--- START ---

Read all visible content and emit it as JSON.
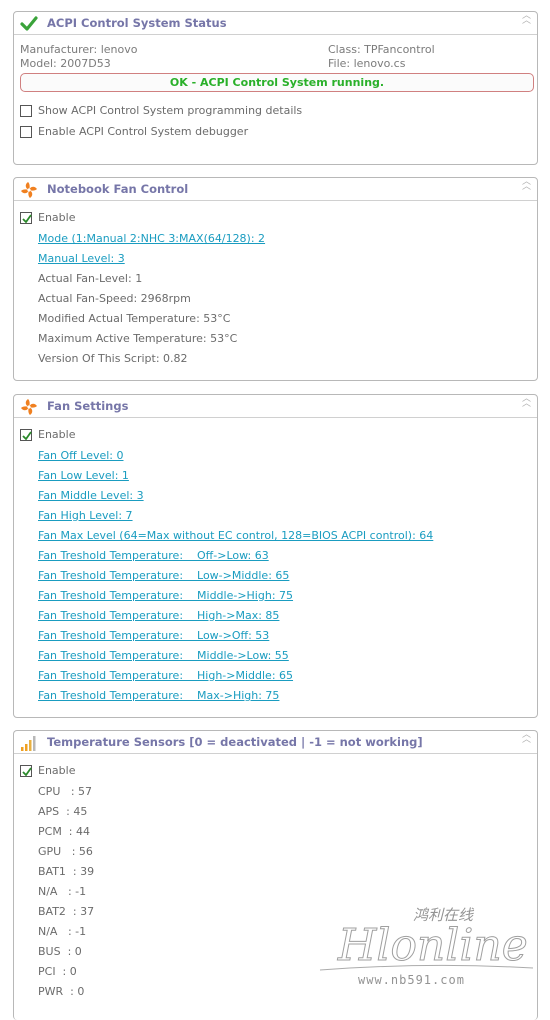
{
  "acpi": {
    "title": "ACPI Control System Status",
    "manufacturer": "Manufacturer: lenovo",
    "model": "Model: 2007D53",
    "class": "Class: TPFancontrol",
    "file": "File: lenovo.cs",
    "status": "OK - ACPI Control System running.",
    "opt_programming": "Show ACPI Control System programming details",
    "opt_debugger": "Enable ACPI Control System debugger",
    "status_color": "#2ab02a"
  },
  "fan_control": {
    "title": "Notebook Fan Control",
    "enable_label": "Enable",
    "mode_link": "Mode (1:Manual 2:NHC 3:MAX(64/128): 2",
    "manual_level_link": "Manual Level: 3",
    "rows": [
      "Actual Fan-Level: 1",
      "Actual Fan-Speed: 2968rpm",
      "Modified Actual Temperature: 53°C",
      "Maximum Active Temperature: 53°C",
      "Version Of This Script: 0.82"
    ]
  },
  "fan_settings": {
    "title": "Fan Settings",
    "enable_label": "Enable",
    "links": [
      "Fan Off Level: 0",
      "Fan Low Level: 1",
      "Fan Middle Level: 3",
      "Fan High Level: 7",
      "Fan Max Level (64=Max without EC control, 128=BIOS ACPI control): 64",
      "Fan Treshold Temperature:    Off->Low: 63",
      "Fan Treshold Temperature:    Low->Middle: 65",
      "Fan Treshold Temperature:    Middle->High: 75",
      "Fan Treshold Temperature:    High->Max: 85",
      "Fan Treshold Temperature:    Low->Off: 53",
      "Fan Treshold Temperature:    Middle->Low: 55",
      "Fan Treshold Temperature:    High->Middle: 65",
      "Fan Treshold Temperature:    Max->High: 75"
    ]
  },
  "sensors": {
    "title": "Temperature Sensors [0 = deactivated | -1 = not working]",
    "enable_label": "Enable",
    "rows": [
      "CPU   : 57",
      "APS  : 45",
      "PCM  : 44",
      "GPU   : 56",
      "BAT1  : 39",
      "N/A   : -1",
      "BAT2  : 37",
      "N/A   : -1",
      "BUS  : 0",
      "PCI  : 0",
      "PWR  : 0"
    ]
  },
  "icons": {
    "acpi": "checkmark-icon",
    "fan": "fan-icon",
    "sensors": "signal-bars-icon",
    "collapse": "double-chevron-up-icon"
  },
  "colors": {
    "title": "#7676a8",
    "link": "#1a9cc0",
    "fan_icon": "#f08020"
  },
  "watermark": {
    "script": "Hlonline",
    "chinese": "鸿利在线",
    "url": "www.nb591.com"
  }
}
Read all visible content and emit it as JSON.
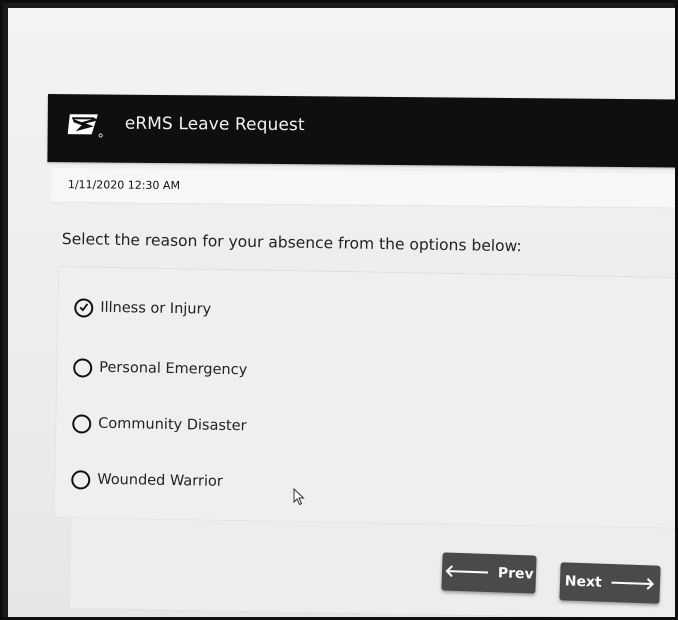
{
  "header": {
    "app_title": "eRMS Leave Request",
    "logo_icon": "eagle-logo-icon"
  },
  "meta": {
    "datetime": "1/11/2020 12:30 AM"
  },
  "form": {
    "question": "Select the reason for your absence from the options below:",
    "options": [
      {
        "label": "Illness or Injury",
        "selected": true
      },
      {
        "label": "Personal Emergency",
        "selected": false
      },
      {
        "label": "Community Disaster",
        "selected": false
      },
      {
        "label": "Wounded Warrior",
        "selected": false
      }
    ]
  },
  "navigation": {
    "prev_label": "Prev",
    "next_label": "Next",
    "prev_icon": "arrow-left-icon",
    "next_icon": "arrow-right-icon"
  },
  "colors": {
    "header_bg": "#0f0f0f",
    "button_bg": "#4a4a4a",
    "page_bg": "#efefef"
  }
}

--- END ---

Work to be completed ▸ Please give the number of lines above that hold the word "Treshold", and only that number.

Answer for the task ▸ 8